A High Court decision has slammed Dunedin City Council's (DCC) handling of a roading realignment in the city, ordering the cash -strapped authority to pay affected parties more than $185,000 in costs.
Justice Alan Mackenzie indicated in a written decision the legality of the stretch of State Highways 1 and 88 through the city remained in question because of the council's botch up.
The judge has ordered the southern council to pay plaintiffs, whose access to their land was affected by the project, $79,524 in costs, plus experts fees of $95,605.26, and other disbursements of $10,489.77. Collectively, the plaintiffs are Anzide Properties, Hall Brothers Transport, and Dunedin Crane Hire (2005) .
The decision culminates a two-year battle between the parties relating to the DCC's designation of land for proposed arterial purposes.
"[In] June 2010, the council decided to realign the route for the proposed arterial so it ran adjacent to the affected land and did not cross it," Justice Mackenzie said.
As the council sought consent for the project, the plaintiffs were identified as affected parties.
But the council consequently decided to alter the designation in such a way that it would not need to acquire the affected land, the judge said.
"It did not notify any of the plaintiffs of its intention to make that change.It now accepts that it should have done so."
Even though the route no longer crossed the affected land, access to it was affected by the new road. Safety concerns expressed by the plaintiffs were largely ignored.

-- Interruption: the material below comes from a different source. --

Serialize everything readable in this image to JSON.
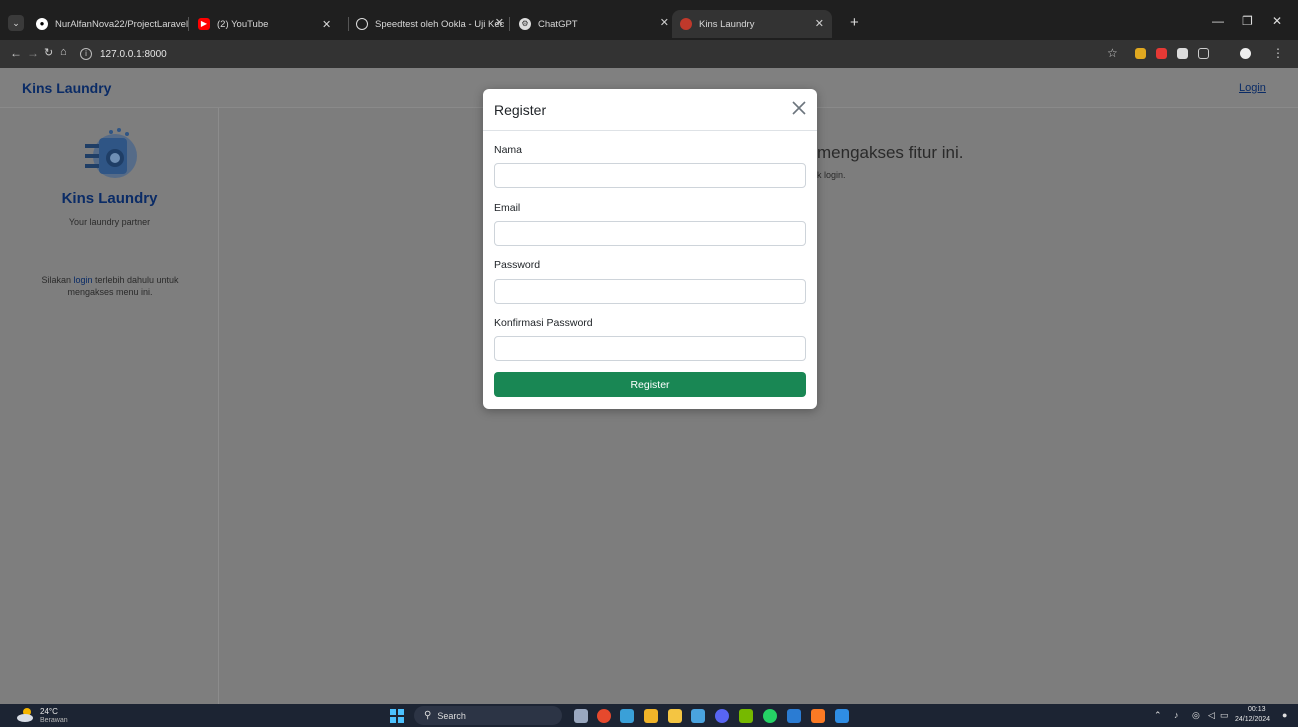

The road was built, a new set of traffic lights installed, and it opened April 5, 2011. Court proceedings resulted and the council's original decision was set aside. A temporary access arrangement was subsequently put into place.
The traffic lights have remained idle for more than a year.
Justice Mackenzie indicated he was not in a position to make a decision on the future of the road. It's legal designation of the road was now uncertain.
Plaintiff representative Dunedin contractor Doug Hall declined to comment on the decision. Dunedin City Council representatives could not be reached for
Justice Mackenzie said the DCC's handling of the matter had caused further costly delays.
"Much of the expenditure incurred has been a necessary consequence of the council's attempts to achieve a different outcome from that which it agreed, despite the council having taken no formal steps to vary the consent orders.
"I consider that approach by the council has contributed significantly to the costs and has contributed unnecessarily to the time and expense of the proceedings...."
The council project was part of its realignment of the highways around the city's new Forsyth Barr Stadium, the costs awarded adding to millions of dollars of extra costs already stumped up by Dunedin ratepayers.